    BTW, I think you meant to quote Luke 12:46-47.

  3. Anna says:

    The last couple lines of your post seem a little odd… was there an unfinished thought there?

    • paulfpavao says:

      No. Just kind of wrapping up. I was trying to indicate that though only the Roman Catholics have an official doctrine of mortal and venial sins, we all have an unofficial acceptance of the doctrine, even if it doesn’t quite match the Roman version.

  4. Jon says:

    Funnily enough, I was actually thinking about this the other day and I reckon it makes a lot of sense. I’ve often thought when reading scripture that the word ‘sin’ does not always mean the same thing every time it is mentioned.

    This seems to be in line with the fathers as well – Since commenting on your last-but-one post I came across this quote from Tertullian.
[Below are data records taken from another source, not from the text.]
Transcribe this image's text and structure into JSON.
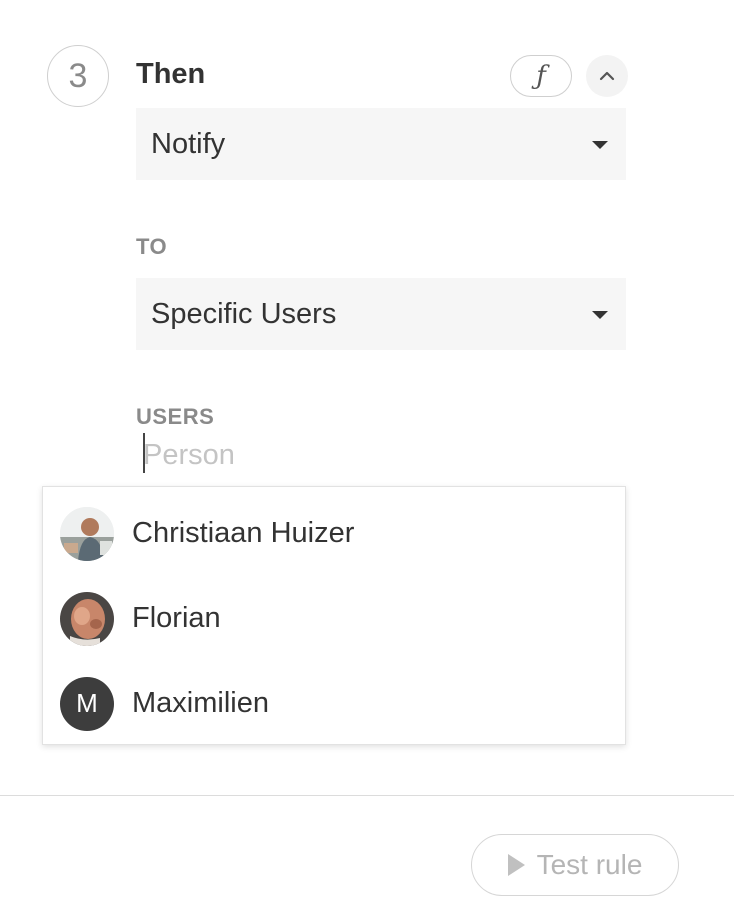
{
  "step": {
    "number": "3",
    "title": "Then",
    "fx_label": "ƒ"
  },
  "action_select": {
    "value": "Notify"
  },
  "to": {
    "label": "TO",
    "value": "Specific Users"
  },
  "users": {
    "label": "USERS",
    "placeholder": "Person",
    "options": [
      {
        "name": "Christiaan Huizer",
        "avatar": "photo"
      },
      {
        "name": "Florian",
        "avatar": "photo"
      },
      {
        "name": "Maximilien",
        "avatar": "initial",
        "initial": "M"
      }
    ]
  },
  "footer": {
    "test_button_label": "Test rule"
  }
}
If anyone was very strict about sin it was him, but he still makes the following concession:

    “Sins of daily committal, to which we are all subject; to whom indeed does it not occur to be angry without cause and after the sun has set, or to give a blow, or easily to curse, or to swear rashly, or break a contract, or lie through shame or necessity? How much we are tempted in business, in duties, in trade, in food, in sight, in hearing! So that, if there were no forgiveness for such things, none could be saved. Therefore there will be forgiveness for these sins by the prayer of Christ to the Father” (De Pud., xix)

    I also remember somewhere that the Lutherans still had these categories.

    Thank you, Paul. I have found your last two posts very encouraging and they have given me cause to have hope.

    • paulfpavao says:

      I’m glad to hear it. I have to admit that while I enjoyed the idea–mortal and venial sins–when it came to me, once I got to writing I had you in mind a lot. Thus, I’m especially glad if it helped you.

  5. Jody says:

    Love this post Paul. While reading this it came to mind that this may explain why some people accused Apostle Paul of preaching an ‘anything goes’ type message. People today seem to think they can do whatever they want, speak whatever/whichever way they want. Believing in a ‘secured’ liberty as well as in a ‘secured’ salvation in Christ without wondering how G-d would have come to such a drastic change of mind, let alone heart. He is the same today as He was yesterday and will be tomorrow! He will have mercy upon whom He will have mercy. When it says one ought to ‘fear’ this G-d who is a ‘jealous’ G-d it means what? To be in awe, yes – definitely- but it also ought to bring to mind that this is the same G-d, Creator G-d, who has power/authority over every creature and created thing. In His hand is judgement. He declares Life or Death. What’s that saying played off Tolkien’s book Lord of the Rings? “Do not tempt the dragon for thou art crunchy and good with ketchup!’ (I know there’s another version which is the original, ‘Meddle not in the affairs of dragons for you are crunchy and taste good with ketchup’, but I’ve heard several. The actual line from the book is, ‘Do not meddle in the affairs of Wizards, for they are subtle and quick to anger’.) Hopefully no one takes this as ‘blasphemy’ as it wasn’t intended to misquote the Lord, but the speech of men ;).
    Anyway, thank you for the post. I have several people who just might get it with this.

    • paulfpavao says:

      Thx, Jody. Great comment.

      As an aside, you mentioned accusations against Paul. I’m going to use that comment to create another post. Thanks. It put something in my mind. I’ll make it Friday morning’s blog.

Comments are closed.